[Component data from apps and pages]
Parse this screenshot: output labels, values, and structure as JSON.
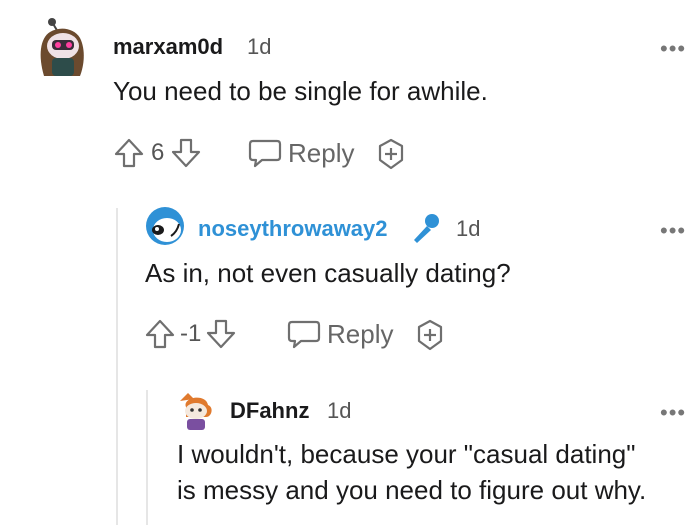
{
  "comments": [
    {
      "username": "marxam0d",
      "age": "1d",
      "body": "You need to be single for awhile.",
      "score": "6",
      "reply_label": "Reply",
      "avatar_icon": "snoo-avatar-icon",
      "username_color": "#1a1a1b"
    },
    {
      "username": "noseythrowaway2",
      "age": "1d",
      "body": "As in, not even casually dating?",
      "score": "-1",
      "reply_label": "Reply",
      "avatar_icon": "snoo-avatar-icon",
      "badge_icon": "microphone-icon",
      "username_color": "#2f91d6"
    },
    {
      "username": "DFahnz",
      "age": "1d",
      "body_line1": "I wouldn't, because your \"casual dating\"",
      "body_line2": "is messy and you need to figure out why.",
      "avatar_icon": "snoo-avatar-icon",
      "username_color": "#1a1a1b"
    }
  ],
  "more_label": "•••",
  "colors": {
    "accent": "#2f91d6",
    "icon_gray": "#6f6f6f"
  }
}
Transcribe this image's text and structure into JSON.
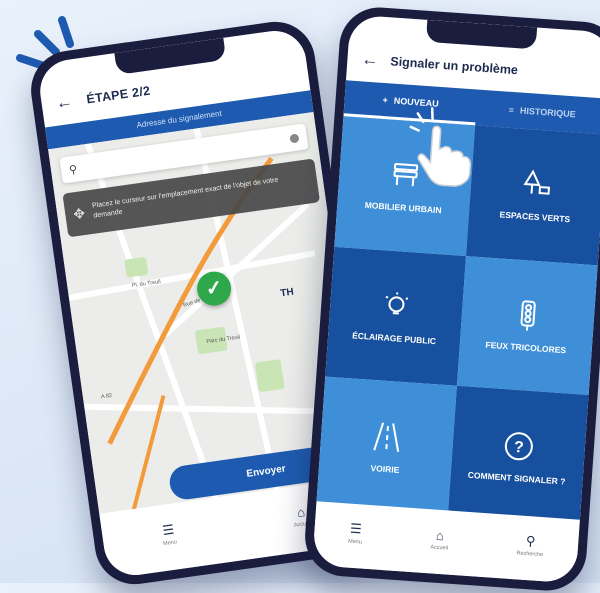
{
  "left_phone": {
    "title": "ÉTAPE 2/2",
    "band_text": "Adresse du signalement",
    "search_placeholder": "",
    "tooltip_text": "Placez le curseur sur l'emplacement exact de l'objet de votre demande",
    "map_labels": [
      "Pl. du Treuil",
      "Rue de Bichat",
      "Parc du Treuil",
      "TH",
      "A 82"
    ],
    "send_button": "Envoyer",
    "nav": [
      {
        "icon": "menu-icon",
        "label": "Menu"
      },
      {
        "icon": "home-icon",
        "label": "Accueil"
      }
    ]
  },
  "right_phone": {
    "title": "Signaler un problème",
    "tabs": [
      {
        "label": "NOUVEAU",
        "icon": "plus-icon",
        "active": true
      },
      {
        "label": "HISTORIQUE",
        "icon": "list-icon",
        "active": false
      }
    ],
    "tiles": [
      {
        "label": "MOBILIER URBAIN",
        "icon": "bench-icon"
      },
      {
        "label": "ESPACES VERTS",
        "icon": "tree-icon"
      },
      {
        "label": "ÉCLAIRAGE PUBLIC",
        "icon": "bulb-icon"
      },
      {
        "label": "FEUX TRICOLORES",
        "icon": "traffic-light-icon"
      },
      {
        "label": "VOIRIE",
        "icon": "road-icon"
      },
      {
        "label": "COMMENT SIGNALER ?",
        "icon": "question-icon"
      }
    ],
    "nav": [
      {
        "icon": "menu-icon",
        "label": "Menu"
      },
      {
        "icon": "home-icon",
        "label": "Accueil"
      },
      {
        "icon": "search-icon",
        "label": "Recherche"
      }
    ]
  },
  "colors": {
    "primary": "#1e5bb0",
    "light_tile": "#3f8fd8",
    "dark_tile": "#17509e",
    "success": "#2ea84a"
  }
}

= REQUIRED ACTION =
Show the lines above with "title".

= ANSWER SPACE =
    "title": "ÉTAPE 2/2",
    "title": "Signaler un problème",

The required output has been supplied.